Restaurants in Manhattan
Occupying the ground floors of two West Village townhouses is the exclusive Waverly Inn & Garden, first opened in 1920 and again in 2006 by Graydon Carter, editor-in-chief of Vanity Fair, along with Sean MacPherson, Eric Goode, and Emil Varda.
Fans of Law & Order will recognize the squat brick building and neon-yellow sign of Hector's Cafe and Diner in the Meatpacking District.
Sure, Danny Meyer has his multi-award-winning fine-dining establishments, but his fans' most unabashed adoration has been reserved for his contemporary, urban rendition of the roadside pit stop. Shake Shack is an ode to two of his most beloved St.
Boulud brings his bistro classics to New York's Lincoln Center neighborhood.
Passing by this hole in the wall restaurant on Mosco Street in Chinatown, there are few exterior attributes to catch the eye. It’s tiny, with just a few shoddy stools at the counter, chipped walls, and service slightly worse than Seinfeld’s famous soup Nazi.
"It's a temple of chicken in midtown Manhattan, the real deal and a long-time chefs' favorite. Head up the stairs and give them your name and telephone number-then have a drink next door at the karaoke joint until they call you.
Inspired by traditional Japanese izakayas (after-work drinking establishments), this Midtown East restaurant specializes in fresh sashimi as well as robata-style cooking on a charcoal grill.
Andrew Carmellini (also behind Tribeca’s buzzed-about Locanda Verde) hits all the right notes at this platonic ideal of the American bistro: oysters, fried chicken with honey and butter–soaked biscuits, a towering sandwich of fried soft-shell crab and kaffir-curry sauce.
Mexico City—born chef Patricio Sandoval reinterprets traditional Mexican cuisine using local ingredients at this East Village taqueria.

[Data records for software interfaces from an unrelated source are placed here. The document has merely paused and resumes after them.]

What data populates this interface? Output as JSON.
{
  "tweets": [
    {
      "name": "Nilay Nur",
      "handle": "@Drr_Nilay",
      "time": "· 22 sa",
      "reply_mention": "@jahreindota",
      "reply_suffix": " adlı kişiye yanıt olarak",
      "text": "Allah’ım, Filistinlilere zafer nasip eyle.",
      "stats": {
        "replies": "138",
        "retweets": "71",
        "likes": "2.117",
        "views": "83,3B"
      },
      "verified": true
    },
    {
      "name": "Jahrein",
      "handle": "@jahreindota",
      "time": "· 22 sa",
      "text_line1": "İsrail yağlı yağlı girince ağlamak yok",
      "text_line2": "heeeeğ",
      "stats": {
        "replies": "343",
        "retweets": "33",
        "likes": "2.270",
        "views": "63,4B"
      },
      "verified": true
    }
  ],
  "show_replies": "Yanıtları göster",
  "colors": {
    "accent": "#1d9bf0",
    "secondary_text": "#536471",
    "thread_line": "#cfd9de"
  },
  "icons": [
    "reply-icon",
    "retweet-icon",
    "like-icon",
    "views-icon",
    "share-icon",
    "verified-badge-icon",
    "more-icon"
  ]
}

Rock star Moby started this Lower East Side cafe with his ex-girlfriend in response to the lack of vegetarian and vegan food in the area. With its soothing white-and-green color palette and natural lighting, it’s something of an oasis for laid-back living in the city.